:: Dataset content ::
● ● ● ● ●

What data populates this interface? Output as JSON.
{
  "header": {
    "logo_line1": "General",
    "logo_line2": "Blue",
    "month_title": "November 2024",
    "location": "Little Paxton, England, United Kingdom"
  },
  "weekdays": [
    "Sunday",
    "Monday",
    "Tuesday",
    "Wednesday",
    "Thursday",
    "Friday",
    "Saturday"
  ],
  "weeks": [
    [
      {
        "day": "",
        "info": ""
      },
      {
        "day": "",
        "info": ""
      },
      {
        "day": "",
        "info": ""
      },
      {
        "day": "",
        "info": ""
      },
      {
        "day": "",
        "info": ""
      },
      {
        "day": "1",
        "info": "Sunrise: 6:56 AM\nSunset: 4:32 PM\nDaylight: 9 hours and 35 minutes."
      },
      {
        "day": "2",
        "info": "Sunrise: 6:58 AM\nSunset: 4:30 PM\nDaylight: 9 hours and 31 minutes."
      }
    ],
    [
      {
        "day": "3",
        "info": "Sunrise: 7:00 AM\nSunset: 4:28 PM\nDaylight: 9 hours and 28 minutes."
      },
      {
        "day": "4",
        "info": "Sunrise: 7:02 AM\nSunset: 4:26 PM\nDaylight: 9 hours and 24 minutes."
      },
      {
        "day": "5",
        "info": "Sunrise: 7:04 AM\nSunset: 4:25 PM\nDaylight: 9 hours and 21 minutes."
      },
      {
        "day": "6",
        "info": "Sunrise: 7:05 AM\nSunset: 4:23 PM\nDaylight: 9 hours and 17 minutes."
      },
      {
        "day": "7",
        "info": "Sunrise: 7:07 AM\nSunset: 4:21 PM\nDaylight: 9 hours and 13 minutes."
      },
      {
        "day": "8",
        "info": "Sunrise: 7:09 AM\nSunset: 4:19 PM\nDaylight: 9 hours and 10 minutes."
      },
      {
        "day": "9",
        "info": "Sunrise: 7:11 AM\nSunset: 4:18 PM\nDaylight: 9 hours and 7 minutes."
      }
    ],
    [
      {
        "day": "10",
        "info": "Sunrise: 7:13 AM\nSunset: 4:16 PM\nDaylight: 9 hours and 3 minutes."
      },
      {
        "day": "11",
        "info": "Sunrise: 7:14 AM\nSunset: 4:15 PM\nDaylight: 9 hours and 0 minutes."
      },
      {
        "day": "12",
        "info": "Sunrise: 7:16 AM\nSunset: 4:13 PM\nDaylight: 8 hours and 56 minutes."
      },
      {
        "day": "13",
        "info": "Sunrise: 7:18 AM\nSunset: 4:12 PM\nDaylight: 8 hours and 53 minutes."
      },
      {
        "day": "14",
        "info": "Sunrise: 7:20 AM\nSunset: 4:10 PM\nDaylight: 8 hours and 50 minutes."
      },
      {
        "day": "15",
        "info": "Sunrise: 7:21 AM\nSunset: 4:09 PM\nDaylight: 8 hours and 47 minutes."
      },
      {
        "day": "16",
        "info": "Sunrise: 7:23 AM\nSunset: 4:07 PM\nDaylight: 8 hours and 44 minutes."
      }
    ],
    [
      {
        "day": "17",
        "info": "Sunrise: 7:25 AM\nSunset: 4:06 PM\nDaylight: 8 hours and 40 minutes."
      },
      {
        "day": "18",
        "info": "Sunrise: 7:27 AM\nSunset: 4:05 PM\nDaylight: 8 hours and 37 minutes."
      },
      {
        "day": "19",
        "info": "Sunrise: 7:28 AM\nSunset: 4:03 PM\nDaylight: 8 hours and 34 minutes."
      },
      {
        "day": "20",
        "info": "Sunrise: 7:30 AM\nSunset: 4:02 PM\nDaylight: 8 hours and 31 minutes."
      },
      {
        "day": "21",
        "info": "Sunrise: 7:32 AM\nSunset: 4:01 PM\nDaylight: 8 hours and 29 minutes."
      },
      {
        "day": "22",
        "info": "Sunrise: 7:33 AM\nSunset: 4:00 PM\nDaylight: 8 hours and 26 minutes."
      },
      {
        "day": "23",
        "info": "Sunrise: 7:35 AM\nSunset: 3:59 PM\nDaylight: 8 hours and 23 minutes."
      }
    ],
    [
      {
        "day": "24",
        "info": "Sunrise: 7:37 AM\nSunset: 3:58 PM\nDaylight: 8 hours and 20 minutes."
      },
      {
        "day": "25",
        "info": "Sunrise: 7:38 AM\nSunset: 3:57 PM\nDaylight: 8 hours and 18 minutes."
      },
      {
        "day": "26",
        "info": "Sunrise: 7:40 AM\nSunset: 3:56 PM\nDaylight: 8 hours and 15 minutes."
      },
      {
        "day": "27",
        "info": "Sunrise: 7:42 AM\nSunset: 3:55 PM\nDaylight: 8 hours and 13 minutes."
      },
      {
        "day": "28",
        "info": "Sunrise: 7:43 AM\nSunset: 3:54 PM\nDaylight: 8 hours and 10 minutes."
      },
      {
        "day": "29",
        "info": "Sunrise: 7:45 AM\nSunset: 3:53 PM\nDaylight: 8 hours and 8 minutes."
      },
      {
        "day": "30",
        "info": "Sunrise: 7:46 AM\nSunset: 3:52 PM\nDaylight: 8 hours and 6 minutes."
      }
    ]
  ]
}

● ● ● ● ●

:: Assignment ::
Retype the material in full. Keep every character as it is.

:: Exercise response ::
What data populates this interface? Output as JSON.
{
  "header": {
    "logo_line1": "General",
    "logo_line2": "Blue",
    "month_title": "November 2024",
    "location": "Little Paxton, England, United Kingdom"
  },
  "weekdays": [
    "Sunday",
    "Monday",
    "Tuesday",
    "Wednesday",
    "Thursday",
    "Friday",
    "Saturday"
  ],
  "weeks": [
    [
      {
        "day": "",
        "info": ""
      },
      {
        "day": "",
        "info": ""
      },
      {
        "day": "",
        "info": ""
      },
      {
        "day": "",
        "info": ""
      },
      {
        "day": "",
        "info": ""
      },
      {
        "day": "1",
        "info": "Sunrise: 6:56 AM\nSunset: 4:32 PM\nDaylight: 9 hours and 35 minutes."
      },
      {
        "day": "2",
        "info": "Sunrise: 6:58 AM\nSunset: 4:30 PM\nDaylight: 9 hours and 31 minutes."
      }
    ],
    [
      {
        "day": "3",
        "info": "Sunrise: 7:00 AM\nSunset: 4:28 PM\nDaylight: 9 hours and 28 minutes."
      },
      {
        "day": "4",
        "info": "Sunrise: 7:02 AM\nSunset: 4:26 PM\nDaylight: 9 hours and 24 minutes."
      },
      {
        "day": "5",
        "info": "Sunrise: 7:04 AM\nSunset: 4:25 PM\nDaylight: 9 hours and 21 minutes."
      },
      {
        "day": "6",
        "info": "Sunrise: 7:05 AM\nSunset: 4:23 PM\nDaylight: 9 hours and 17 minutes."
      },
      {
        "day": "7",
        "info": "Sunrise: 7:07 AM\nSunset: 4:21 PM\nDaylight: 9 hours and 13 minutes."
      },
      {
        "day": "8",
        "info": "Sunrise: 7:09 AM\nSunset: 4:19 PM\nDaylight: 9 hours and 10 minutes."
      },
      {
        "day": "9",
        "info": "Sunrise: 7:11 AM\nSunset: 4:18 PM\nDaylight: 9 hours and 7 minutes."
      }
    ],
    [
      {
        "day": "10",
        "info": "Sunrise: 7:13 AM\nSunset: 4:16 PM\nDaylight: 9 hours and 3 minutes."
      },
      {
        "day": "11",
        "info": "Sunrise: 7:14 AM\nSunset: 4:15 PM\nDaylight: 9 hours and 0 minutes."
      },
      {
        "day": "12",
        "info": "Sunrise: 7:16 AM\nSunset: 4:13 PM\nDaylight: 8 hours and 56 minutes."
      },
      {
        "day": "13",
        "info": "Sunrise: 7:18 AM\nSunset: 4:12 PM\nDaylight: 8 hours and 53 minutes."
      },
      {
        "day": "14",
        "info": "Sunrise: 7:20 AM\nSunset: 4:10 PM\nDaylight: 8 hours and 50 minutes."
      },
      {
        "day": "15",
        "info": "Sunrise: 7:21 AM\nSunset: 4:09 PM\nDaylight: 8 hours and 47 minutes."
      },
      {
        "day": "16",
        "info": "Sunrise: 7:23 AM\nSunset: 4:07 PM\nDaylight: 8 hours and 44 minutes."
      }
    ],
    [
      {
        "day": "17",
        "info": "Sunrise: 7:25 AM\nSunset: 4:06 PM\nDaylight: 8 hours and 40 minutes."
      },
      {
        "day": "18",
        "info": "Sunrise: 7:27 AM\nSunset: 4:05 PM\nDaylight: 8 hours and 37 minutes."
      },
      {
        "day": "19",
        "info": "Sunrise: 7:28 AM\nSunset: 4:03 PM\nDaylight: 8 hours and 34 minutes."
      },
      {
        "day": "20",
        "info": "Sunrise: 7:30 AM\nSunset: 4:02 PM\nDaylight: 8 hours and 31 minutes."
      },
      {
        "day": "21",
        "info": "Sunrise: 7:32 AM\nSunset: 4:01 PM\nDaylight: 8 hours and 29 minutes."
      },
      {
        "day": "22",
        "info": "Sunrise: 7:33 AM\nSunset: 4:00 PM\nDaylight: 8 hours and 26 minutes."
      },
      {
        "day": "23",
        "info": "Sunrise: 7:35 AM\nSunset: 3:59 PM\nDaylight: 8 hours and 23 minutes."
      }
    ],
    [
      {
        "day": "24",
        "info": "Sunrise: 7:37 AM\nSunset: 3:58 PM\nDaylight: 8 hours and 20 minutes."
      },
      {
        "day": "25",
        "info": "Sunrise: 7:38 AM\nSunset: 3:57 PM\nDaylight: 8 hours and 18 minutes."
      },
      {
        "day": "26",
        "info": "Sunrise: 7:40 AM\nSunset: 3:56 PM\nDaylight: 8 hours and 15 minutes."
      },
      {
        "day": "27",
        "info": "Sunrise: 7:42 AM\nSunset: 3:55 PM\nDaylight: 8 hours and 13 minutes."
      },
      {
        "day": "28",
        "info": "Sunrise: 7:43 AM\nSunset: 3:54 PM\nDaylight: 8 hours and 10 minutes."
      },
      {
        "day": "29",
        "info": "Sunrise: 7:45 AM\nSunset: 3:53 PM\nDaylight: 8 hours and 8 minutes."
      },
      {
        "day": "30",
        "info": "Sunrise: 7:46 AM\nSunset: 3:52 PM\nDaylight: 8 hours and 6 minutes."
      }
    ]
  ]
}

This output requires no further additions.